ATHENS, Greece (AP) _ A left-wing alliance has emerged as power broker in efforts to build a coalition government, but Greeks girded for a political crisis and new elections.

The alleged involvement of leaders of Premier Andreas Papandreou's Panhellenic Socialist Party in financial scandals was blamed for its defeat in Sunday's election.

The conservative New Democracy Party, which finished first, today sought partners in an interim coalition government dedicated to investigating the scandals and prosecuting those reponsible. But the alliance of two communist parties has rejected a New Democracy offer.

The alliance also refuses to cooperate with Papandreou, making the possibility of new elections likely and paralyzing Parliament, which cannot order an inquiry if the political parties cannot form a government.

Judicial investigators today asked Parliament to lift the immunity of two former ministers in the defeated socialist government - former deputy premier Agamemnon Koutsogiorgas and former Public Order Minister George Petsos - so they can be prosecuted on bribery charges.

Under the constitution, ministers only can be prosecuted for criminal offenses committed while in office if parliament lifts their immunity.

Under existing judicial regulations, the evidence against the two ministers remains secret until presented to Parliament.

The new Parliament is to convene July 3. There is doubt whether it will do so because of the inability of Constantine Mitsotakis' New Democracy, which won 144 of 300 seats in Parliament, to form a majority government. On Monday, Mitsotakis was given three days to build a coaltiion.

Papandreou's party came second with 125 seats and the communist alliance, which won 29 seats, has become a kingmaker in coalition talks. The communist alliance also has pushed for investigation of the financial scandals, and has refused to join a coalition with Papandreou's party unless he and other party leaders it maintains are tainted by scandal resign.

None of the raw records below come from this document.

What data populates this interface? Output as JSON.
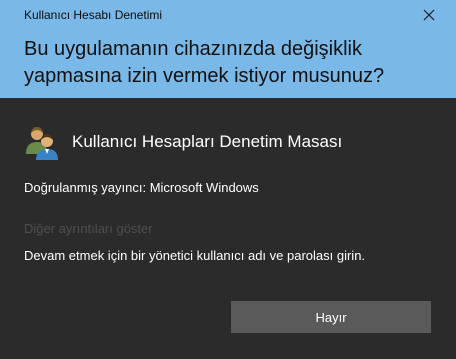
{
  "window": {
    "title": "Kullanıcı Hesabı Denetimi"
  },
  "header": {
    "question": "Bu uygulamanın cihazınızda değişiklik yapmasına izin vermek istiyor musunuz?"
  },
  "app": {
    "name": "Kullanıcı Hesapları Denetim Masası",
    "icon": "users-icon"
  },
  "publisher": {
    "text": "Doğrulanmış yayıncı: Microsoft Windows"
  },
  "details": {
    "link_text": "Diğer ayrıntıları göster"
  },
  "instructions": {
    "text": "Devam etmek için bir yönetici kullanıcı adı ve parolası girin."
  },
  "buttons": {
    "no_label": "Hayır"
  },
  "colors": {
    "header_bg": "#7ab8e8",
    "body_bg": "#2b2b2b",
    "button_bg": "#5a5a5a"
  }
}
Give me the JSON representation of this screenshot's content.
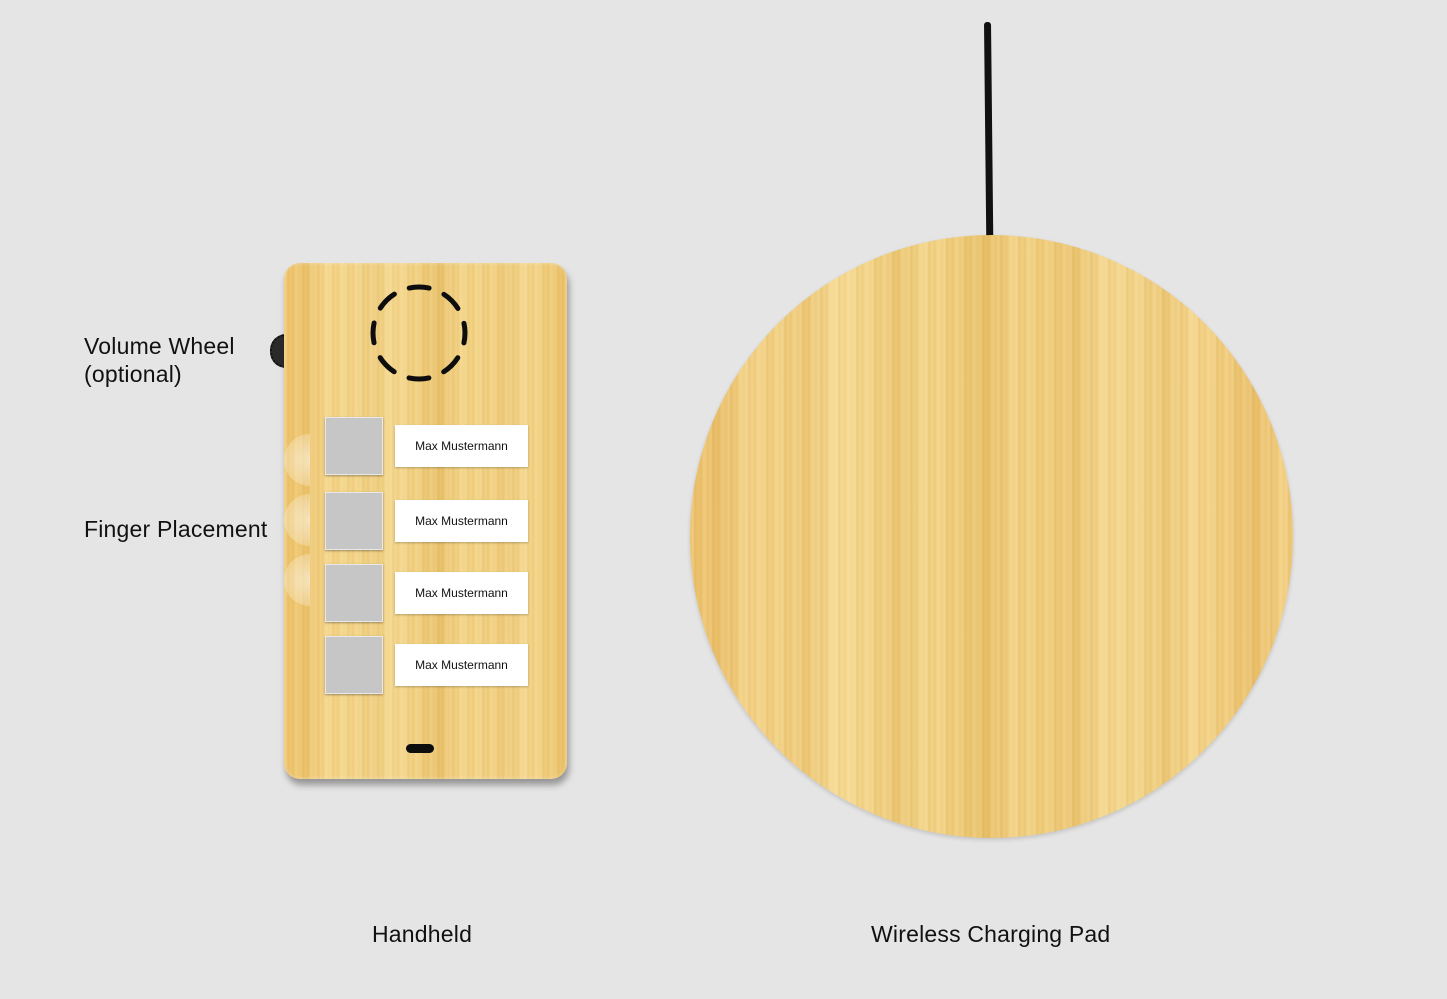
{
  "labels": {
    "volume_wheel_line1": "Volume Wheel",
    "volume_wheel_line2": "(optional)",
    "finger_placement": "Finger Placement",
    "handheld": "Handheld",
    "wireless_charging_pad": "Wireless Charging Pad"
  },
  "handheld": {
    "contacts": [
      {
        "name": "Max Mustermann"
      },
      {
        "name": "Max Mustermann"
      },
      {
        "name": "Max Mustermann"
      },
      {
        "name": "Max Mustermann"
      }
    ]
  },
  "colors": {
    "background": "#e5e5e5",
    "wood": "#f0cf7d",
    "button": "#c6c6c6",
    "cable": "#111111"
  }
}
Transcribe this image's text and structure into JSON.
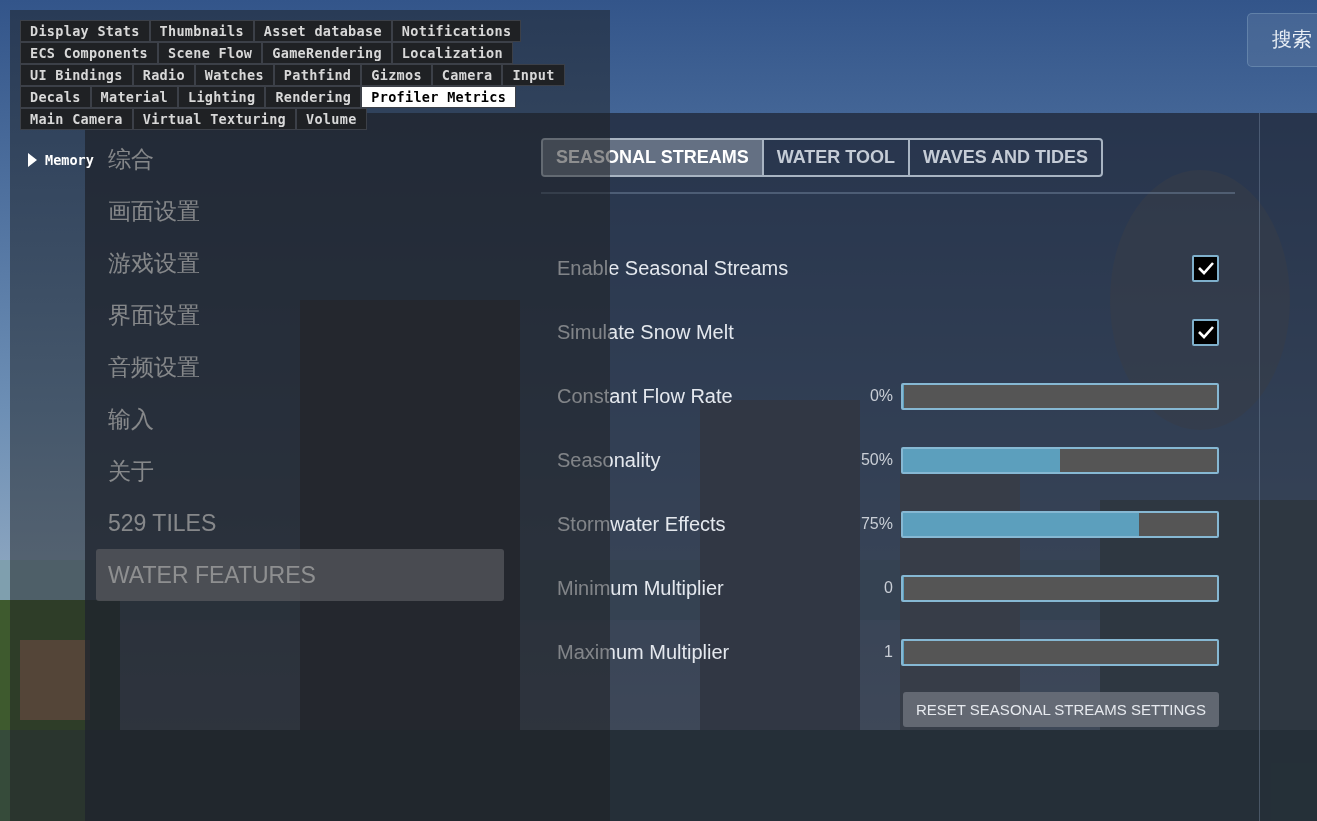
{
  "debug_panel": {
    "tab_rows": [
      [
        {
          "label": "Display Stats",
          "selected": false
        },
        {
          "label": "Thumbnails",
          "selected": false
        },
        {
          "label": "Asset database",
          "selected": false
        },
        {
          "label": "Notifications",
          "selected": false
        }
      ],
      [
        {
          "label": "ECS Components",
          "selected": false
        },
        {
          "label": "Scene Flow",
          "selected": false
        },
        {
          "label": "GameRendering",
          "selected": false
        },
        {
          "label": "Localization",
          "selected": false
        }
      ],
      [
        {
          "label": "UI Bindings",
          "selected": false
        },
        {
          "label": "Radio",
          "selected": false
        },
        {
          "label": "Watches",
          "selected": false
        },
        {
          "label": "Pathfind",
          "selected": false
        },
        {
          "label": "Gizmos",
          "selected": false
        },
        {
          "label": "Camera",
          "selected": false
        },
        {
          "label": "Input",
          "selected": false
        }
      ],
      [
        {
          "label": "Decals",
          "selected": false
        },
        {
          "label": "Material",
          "selected": false
        },
        {
          "label": "Lighting",
          "selected": false
        },
        {
          "label": "Rendering",
          "selected": false
        },
        {
          "label": "Profiler Metrics",
          "selected": true
        }
      ],
      [
        {
          "label": "Main Camera",
          "selected": false
        },
        {
          "label": "Virtual Texturing",
          "selected": false
        },
        {
          "label": "Volume",
          "selected": false
        }
      ]
    ],
    "tree": [
      {
        "label": "Memory",
        "expanded": false
      }
    ]
  },
  "search_button": {
    "label": "搜索"
  },
  "sidebar": {
    "items": [
      {
        "label": "综合",
        "selected": false
      },
      {
        "label": "画面设置",
        "selected": false
      },
      {
        "label": "游戏设置",
        "selected": false
      },
      {
        "label": "界面设置",
        "selected": false
      },
      {
        "label": "音频设置",
        "selected": false
      },
      {
        "label": "输入",
        "selected": false
      },
      {
        "label": "关于",
        "selected": false
      },
      {
        "label": "529 TILES",
        "selected": false
      },
      {
        "label": "WATER FEATURES",
        "selected": true
      }
    ]
  },
  "tabs": [
    {
      "label": "SEASONAL STREAMS",
      "selected": true
    },
    {
      "label": "WATER TOOL",
      "selected": false
    },
    {
      "label": "WAVES AND TIDES",
      "selected": false
    }
  ],
  "settings": [
    {
      "kind": "checkbox",
      "label": "Enable Seasonal Streams",
      "checked": true
    },
    {
      "kind": "checkbox",
      "label": "Simulate Snow Melt",
      "checked": true
    },
    {
      "kind": "slider",
      "label": "Constant Flow Rate",
      "reading": "0%",
      "level": 0
    },
    {
      "kind": "slider",
      "label": "Seasonality",
      "reading": "50%",
      "level": 0.5
    },
    {
      "kind": "slider",
      "label": "Stormwater Effects",
      "reading": "75%",
      "level": 0.75
    },
    {
      "kind": "slider",
      "label": "Minimum Multiplier",
      "reading": "0",
      "level": 0
    },
    {
      "kind": "slider",
      "label": "Maximum Multiplier",
      "reading": "1",
      "level": 0
    }
  ],
  "reset_button": {
    "label": "RESET SEASONAL STREAMS SETTINGS"
  }
}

Koutsogiorgas has been accused of allegedly receiving $2 million from George Koskotas, the owner of the Bank of Crete. Koskotas is now under arrest in the United States pending the hearing of an extradition request by the Greek government.

Koutsogiorgas was dropped from the socialist party's list of candidates following testimony in March by Yannis Mantzouranis that Koutsogiorgas received the money for helping pass a bank secrecy law that blocked investigators from checking into the troubled Bank of Crete.